(Exercise requirements) Could you find every line in the records below that contains the word "Input" and copy it?

--- Material for the task ---

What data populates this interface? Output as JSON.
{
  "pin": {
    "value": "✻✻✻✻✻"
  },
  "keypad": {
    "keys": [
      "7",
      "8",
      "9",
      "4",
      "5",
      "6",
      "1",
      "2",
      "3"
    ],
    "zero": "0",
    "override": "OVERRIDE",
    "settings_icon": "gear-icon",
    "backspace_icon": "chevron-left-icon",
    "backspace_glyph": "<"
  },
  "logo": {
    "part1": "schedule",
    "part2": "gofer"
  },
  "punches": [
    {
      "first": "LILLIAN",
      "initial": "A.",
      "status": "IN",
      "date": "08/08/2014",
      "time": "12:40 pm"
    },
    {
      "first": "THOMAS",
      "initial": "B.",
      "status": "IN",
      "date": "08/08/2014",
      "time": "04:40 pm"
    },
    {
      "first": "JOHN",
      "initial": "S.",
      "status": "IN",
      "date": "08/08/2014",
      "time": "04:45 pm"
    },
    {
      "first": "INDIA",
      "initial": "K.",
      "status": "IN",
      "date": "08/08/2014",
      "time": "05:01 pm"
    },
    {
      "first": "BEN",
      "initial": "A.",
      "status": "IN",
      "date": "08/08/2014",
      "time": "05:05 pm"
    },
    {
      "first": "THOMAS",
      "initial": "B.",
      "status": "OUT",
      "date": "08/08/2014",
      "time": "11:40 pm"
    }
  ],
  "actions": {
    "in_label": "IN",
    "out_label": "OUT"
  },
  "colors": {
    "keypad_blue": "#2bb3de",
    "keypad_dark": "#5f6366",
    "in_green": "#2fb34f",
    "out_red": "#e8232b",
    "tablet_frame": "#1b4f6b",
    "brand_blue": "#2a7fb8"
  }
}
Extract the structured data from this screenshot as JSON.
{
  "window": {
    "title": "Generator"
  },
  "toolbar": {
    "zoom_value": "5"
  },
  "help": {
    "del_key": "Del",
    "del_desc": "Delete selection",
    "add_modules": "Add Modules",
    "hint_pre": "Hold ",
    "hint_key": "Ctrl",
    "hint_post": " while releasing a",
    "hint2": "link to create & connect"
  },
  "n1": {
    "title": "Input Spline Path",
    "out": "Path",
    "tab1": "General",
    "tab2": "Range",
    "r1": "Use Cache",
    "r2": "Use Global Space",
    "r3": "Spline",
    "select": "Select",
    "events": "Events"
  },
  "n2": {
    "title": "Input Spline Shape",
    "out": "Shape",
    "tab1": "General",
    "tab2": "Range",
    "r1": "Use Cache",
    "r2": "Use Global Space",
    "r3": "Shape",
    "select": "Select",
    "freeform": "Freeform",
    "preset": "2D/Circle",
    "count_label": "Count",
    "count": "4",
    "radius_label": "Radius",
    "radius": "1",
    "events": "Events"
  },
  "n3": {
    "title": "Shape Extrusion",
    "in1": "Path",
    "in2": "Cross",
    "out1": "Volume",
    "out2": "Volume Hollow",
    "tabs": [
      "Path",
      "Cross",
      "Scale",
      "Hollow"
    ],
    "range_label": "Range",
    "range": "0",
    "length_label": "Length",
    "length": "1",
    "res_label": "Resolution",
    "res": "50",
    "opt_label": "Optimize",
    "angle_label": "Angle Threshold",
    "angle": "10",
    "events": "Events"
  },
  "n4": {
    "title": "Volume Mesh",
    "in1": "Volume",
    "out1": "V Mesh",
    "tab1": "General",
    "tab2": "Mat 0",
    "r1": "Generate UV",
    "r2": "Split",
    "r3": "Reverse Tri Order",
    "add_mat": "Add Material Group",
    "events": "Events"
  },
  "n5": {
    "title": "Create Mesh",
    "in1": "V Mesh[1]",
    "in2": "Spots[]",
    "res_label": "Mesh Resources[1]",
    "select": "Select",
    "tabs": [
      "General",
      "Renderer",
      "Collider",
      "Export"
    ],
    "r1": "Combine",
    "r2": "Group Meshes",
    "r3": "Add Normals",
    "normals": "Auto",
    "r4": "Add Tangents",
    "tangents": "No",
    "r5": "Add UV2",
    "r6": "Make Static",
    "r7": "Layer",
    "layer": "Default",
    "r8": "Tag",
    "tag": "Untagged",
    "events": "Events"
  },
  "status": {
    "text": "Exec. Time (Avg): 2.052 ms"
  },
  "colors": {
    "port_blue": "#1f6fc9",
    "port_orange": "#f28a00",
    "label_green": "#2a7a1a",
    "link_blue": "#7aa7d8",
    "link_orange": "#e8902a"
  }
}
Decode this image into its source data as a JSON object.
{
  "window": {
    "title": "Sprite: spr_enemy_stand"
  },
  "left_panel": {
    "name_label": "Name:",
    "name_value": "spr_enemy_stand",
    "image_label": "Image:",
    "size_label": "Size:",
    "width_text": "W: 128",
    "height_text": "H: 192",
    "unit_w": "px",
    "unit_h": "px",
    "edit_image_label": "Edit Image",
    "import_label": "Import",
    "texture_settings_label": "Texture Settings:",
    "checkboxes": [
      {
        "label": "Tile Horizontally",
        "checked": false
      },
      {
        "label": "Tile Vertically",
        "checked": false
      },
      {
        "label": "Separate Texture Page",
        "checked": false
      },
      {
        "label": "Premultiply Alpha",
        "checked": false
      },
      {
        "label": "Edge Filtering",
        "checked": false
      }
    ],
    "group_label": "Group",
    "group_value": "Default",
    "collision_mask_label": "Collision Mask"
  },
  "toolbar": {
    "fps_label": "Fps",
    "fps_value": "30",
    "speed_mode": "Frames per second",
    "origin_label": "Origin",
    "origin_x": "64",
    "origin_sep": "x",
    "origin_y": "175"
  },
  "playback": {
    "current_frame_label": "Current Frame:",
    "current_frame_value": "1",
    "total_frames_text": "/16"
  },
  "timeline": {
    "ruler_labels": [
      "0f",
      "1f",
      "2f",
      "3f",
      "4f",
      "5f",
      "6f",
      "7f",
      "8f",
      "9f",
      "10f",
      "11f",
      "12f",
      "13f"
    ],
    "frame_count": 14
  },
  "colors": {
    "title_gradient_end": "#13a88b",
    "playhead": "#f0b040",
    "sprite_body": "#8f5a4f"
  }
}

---

(Worked solution)
    "title": "Input Spline Path",
    "title": "Input Spline Shape",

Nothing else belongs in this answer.